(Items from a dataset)
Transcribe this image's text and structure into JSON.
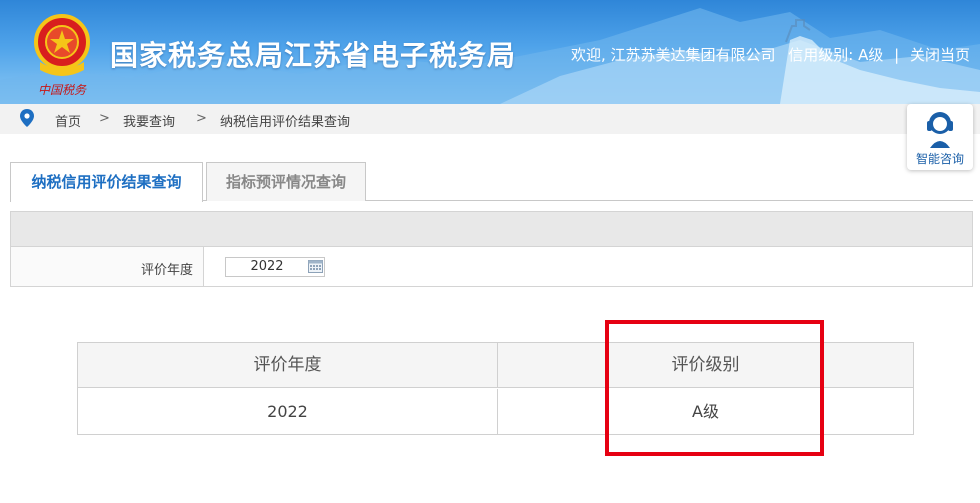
{
  "header": {
    "site_title": "国家税务总局江苏省电子税务局",
    "welcome": "欢迎, 江苏苏美达集团有限公司",
    "credit_level": "信用级别: A级",
    "separator": "|",
    "close_page": "关闭当页",
    "emblem_motto": "中国税务"
  },
  "breadcrumb": {
    "items": [
      "首页",
      "我要查询",
      "纳税信用评价结果查询"
    ],
    "separator": ">"
  },
  "consult": {
    "label": "智能咨询"
  },
  "tabs": [
    {
      "label": "纳税信用评价结果查询",
      "active": true
    },
    {
      "label": "指标预评情况查询",
      "active": false
    }
  ],
  "query_form": {
    "year_label": "评价年度",
    "year_value": "2022"
  },
  "result_table": {
    "headers": [
      "评价年度",
      "评价级别"
    ],
    "rows": [
      [
        "2022",
        "A级"
      ]
    ]
  },
  "colors": {
    "header_blue": "#2f86d8",
    "tab_active_text": "#1e6fc2",
    "highlight_red": "#e60012"
  }
}
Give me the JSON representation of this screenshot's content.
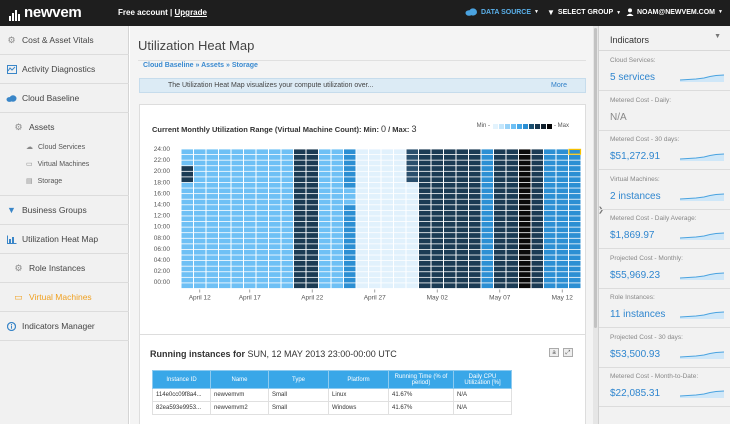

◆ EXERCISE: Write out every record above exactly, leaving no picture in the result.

◆ TASK RESULT:
Transcribe this image's text and structure into JSON.
{
  "header": {
    "site_title": "国家税务总局江苏省电子税务局",
    "welcome": "欢迎, 江苏苏美达集团有限公司",
    "credit_level": "信用级别: A级",
    "separator": "|",
    "close_page": "关闭当页",
    "emblem_motto": "中国税务"
  },
  "breadcrumb": {
    "items": [
      "首页",
      "我要查询",
      "纳税信用评价结果查询"
    ],
    "separator": ">"
  },
  "consult": {
    "label": "智能咨询"
  },
  "tabs": [
    {
      "label": "纳税信用评价结果查询",
      "active": true
    },
    {
      "label": "指标预评情况查询",
      "active": false
    }
  ],
  "query_form": {
    "year_label": "评价年度",
    "year_value": "2022"
  },
  "result_table": {
    "headers": [
      "评价年度",
      "评价级别"
    ],
    "rows": [
      [
        "2022",
        "A级"
      ]
    ]
  },
  "colors": {
    "header_blue": "#2f86d8",
    "tab_active_text": "#1e6fc2",
    "highlight_red": "#e60012"
  }
}
Give me the JSON representation of this screenshot's content.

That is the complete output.